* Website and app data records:
******************************
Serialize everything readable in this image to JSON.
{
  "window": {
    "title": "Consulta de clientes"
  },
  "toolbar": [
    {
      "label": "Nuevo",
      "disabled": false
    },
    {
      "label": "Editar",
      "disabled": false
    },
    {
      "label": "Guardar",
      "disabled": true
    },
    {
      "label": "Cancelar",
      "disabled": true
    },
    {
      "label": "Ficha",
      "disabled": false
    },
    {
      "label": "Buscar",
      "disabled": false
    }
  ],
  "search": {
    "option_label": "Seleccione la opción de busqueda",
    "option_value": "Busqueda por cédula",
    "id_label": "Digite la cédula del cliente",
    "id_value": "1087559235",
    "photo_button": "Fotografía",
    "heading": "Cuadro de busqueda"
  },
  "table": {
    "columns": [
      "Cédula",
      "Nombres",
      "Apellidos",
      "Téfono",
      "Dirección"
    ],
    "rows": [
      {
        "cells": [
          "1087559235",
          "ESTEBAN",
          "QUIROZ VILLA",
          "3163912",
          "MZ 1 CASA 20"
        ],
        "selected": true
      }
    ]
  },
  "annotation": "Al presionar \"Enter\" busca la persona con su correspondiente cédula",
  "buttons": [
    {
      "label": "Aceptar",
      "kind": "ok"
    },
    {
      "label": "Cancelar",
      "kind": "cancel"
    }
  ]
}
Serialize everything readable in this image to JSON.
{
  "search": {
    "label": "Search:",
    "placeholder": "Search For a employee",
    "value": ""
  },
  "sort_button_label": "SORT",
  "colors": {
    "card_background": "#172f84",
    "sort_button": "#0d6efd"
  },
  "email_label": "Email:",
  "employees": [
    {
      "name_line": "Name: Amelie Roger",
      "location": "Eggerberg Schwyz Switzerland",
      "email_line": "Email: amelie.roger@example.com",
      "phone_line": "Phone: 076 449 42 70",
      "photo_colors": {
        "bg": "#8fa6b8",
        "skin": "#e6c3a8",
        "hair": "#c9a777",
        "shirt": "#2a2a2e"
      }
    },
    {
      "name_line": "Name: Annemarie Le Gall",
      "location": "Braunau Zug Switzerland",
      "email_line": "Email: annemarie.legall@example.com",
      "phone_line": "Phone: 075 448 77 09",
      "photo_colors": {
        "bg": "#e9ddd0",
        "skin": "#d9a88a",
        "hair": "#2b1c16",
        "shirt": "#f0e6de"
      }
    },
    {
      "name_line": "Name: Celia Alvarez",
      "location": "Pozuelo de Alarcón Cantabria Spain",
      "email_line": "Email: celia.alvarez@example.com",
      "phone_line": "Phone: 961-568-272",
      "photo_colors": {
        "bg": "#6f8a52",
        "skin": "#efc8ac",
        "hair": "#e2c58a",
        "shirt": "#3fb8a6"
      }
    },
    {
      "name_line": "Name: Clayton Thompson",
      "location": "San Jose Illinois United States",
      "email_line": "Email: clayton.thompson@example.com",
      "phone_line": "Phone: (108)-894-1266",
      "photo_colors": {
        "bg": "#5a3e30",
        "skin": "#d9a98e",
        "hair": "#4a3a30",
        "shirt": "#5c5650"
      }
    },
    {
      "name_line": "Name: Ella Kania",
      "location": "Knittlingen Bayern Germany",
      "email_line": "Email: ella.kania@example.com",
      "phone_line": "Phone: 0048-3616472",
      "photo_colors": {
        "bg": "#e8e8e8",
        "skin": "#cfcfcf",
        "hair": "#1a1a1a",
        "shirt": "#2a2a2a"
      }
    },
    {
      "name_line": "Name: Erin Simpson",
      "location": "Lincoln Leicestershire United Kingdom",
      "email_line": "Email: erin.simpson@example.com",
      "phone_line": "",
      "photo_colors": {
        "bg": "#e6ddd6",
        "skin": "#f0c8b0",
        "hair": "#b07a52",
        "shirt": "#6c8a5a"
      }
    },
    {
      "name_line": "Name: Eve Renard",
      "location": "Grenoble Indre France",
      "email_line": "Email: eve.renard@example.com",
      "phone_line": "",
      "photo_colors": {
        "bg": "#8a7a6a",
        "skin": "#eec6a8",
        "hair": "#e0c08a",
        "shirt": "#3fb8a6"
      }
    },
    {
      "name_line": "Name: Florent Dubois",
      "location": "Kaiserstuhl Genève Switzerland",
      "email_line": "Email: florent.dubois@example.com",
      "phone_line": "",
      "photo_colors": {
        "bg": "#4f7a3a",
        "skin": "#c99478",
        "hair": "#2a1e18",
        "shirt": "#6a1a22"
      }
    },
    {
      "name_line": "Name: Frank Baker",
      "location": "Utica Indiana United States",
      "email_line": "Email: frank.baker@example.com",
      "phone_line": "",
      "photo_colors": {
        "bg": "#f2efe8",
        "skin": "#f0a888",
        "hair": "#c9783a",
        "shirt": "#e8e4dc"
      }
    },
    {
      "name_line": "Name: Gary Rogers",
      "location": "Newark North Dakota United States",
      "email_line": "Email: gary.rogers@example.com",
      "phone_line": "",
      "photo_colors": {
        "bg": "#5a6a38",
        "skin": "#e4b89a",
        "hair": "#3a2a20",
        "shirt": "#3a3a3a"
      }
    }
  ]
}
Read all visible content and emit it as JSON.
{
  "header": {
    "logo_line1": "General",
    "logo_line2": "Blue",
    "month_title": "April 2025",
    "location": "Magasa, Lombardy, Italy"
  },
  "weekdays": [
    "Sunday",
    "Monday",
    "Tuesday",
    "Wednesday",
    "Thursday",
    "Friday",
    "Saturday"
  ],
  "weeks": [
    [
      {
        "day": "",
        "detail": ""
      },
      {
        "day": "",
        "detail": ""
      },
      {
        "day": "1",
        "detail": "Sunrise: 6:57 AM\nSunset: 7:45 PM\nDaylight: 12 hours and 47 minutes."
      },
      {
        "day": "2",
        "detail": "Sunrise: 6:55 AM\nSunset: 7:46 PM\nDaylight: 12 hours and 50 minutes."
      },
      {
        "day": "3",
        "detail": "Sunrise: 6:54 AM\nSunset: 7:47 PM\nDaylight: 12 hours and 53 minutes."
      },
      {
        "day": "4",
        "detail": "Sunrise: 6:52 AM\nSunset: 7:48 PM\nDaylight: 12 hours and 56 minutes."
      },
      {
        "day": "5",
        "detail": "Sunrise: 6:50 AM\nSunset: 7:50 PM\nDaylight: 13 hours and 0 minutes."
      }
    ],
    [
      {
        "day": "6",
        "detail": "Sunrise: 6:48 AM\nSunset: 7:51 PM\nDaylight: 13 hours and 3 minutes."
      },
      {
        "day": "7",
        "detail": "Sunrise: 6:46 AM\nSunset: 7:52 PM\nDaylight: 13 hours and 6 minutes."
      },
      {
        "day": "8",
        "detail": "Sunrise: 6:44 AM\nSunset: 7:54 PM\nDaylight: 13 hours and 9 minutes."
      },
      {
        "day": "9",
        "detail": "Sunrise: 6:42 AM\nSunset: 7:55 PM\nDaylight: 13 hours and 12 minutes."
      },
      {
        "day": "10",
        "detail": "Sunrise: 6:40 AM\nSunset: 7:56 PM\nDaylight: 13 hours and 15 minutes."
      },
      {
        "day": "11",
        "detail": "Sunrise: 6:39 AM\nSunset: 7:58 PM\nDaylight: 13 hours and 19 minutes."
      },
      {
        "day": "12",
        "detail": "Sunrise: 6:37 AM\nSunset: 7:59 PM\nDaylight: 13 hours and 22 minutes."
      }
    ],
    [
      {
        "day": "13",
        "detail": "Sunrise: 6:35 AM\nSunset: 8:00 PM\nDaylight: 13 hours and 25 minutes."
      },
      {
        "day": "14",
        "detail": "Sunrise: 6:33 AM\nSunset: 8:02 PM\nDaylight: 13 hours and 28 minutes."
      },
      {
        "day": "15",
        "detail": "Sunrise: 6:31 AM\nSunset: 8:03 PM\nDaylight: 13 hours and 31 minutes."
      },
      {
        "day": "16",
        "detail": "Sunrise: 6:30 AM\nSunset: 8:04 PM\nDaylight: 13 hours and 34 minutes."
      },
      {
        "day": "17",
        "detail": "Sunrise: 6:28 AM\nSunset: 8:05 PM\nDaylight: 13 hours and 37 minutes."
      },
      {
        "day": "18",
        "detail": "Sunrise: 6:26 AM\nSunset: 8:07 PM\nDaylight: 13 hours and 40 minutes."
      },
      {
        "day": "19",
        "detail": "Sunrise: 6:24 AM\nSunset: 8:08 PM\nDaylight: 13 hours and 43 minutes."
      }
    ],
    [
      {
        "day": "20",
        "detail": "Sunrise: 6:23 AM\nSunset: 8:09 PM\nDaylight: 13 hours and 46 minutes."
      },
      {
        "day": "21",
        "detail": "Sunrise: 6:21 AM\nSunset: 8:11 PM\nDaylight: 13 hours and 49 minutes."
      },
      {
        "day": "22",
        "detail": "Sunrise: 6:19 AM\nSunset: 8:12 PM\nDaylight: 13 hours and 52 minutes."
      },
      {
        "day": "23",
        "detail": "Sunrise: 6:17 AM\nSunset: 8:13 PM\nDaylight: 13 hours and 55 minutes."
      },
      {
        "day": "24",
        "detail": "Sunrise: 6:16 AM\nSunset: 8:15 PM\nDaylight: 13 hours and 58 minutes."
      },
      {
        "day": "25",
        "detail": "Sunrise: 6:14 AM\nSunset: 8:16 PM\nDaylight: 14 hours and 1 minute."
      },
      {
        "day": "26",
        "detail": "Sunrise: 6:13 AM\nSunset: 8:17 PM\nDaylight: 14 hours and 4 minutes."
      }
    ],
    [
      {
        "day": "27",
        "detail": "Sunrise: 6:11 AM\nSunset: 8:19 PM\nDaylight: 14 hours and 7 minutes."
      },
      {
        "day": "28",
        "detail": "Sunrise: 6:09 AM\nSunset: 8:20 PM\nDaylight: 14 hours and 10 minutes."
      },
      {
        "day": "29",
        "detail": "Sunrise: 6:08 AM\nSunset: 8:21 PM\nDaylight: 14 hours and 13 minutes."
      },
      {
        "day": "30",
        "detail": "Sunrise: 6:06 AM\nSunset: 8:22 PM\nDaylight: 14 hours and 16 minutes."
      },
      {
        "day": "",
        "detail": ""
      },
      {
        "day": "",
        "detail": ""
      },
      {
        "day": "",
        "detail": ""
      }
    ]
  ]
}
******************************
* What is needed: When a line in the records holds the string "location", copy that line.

* Output for this task:
      "location": "Eggerberg Schwyz Switzerland",
      "location": "Braunau Zug Switzerland",
      "location": "Pozuelo de Alarcón Cantabria Spain",
      "location": "San Jose Illinois United States",
      "location": "Knittlingen Bayern Germany",
      "location": "Lincoln Leicestershire United Kingdom",
      "location": "Grenoble Indre France",
      "location": "Kaiserstuhl Genève Switzerland",
      "location": "Utica Indiana United States",
      "location": "Newark North Dakota United States",
    "location": "Magasa, Lombardy, Italy"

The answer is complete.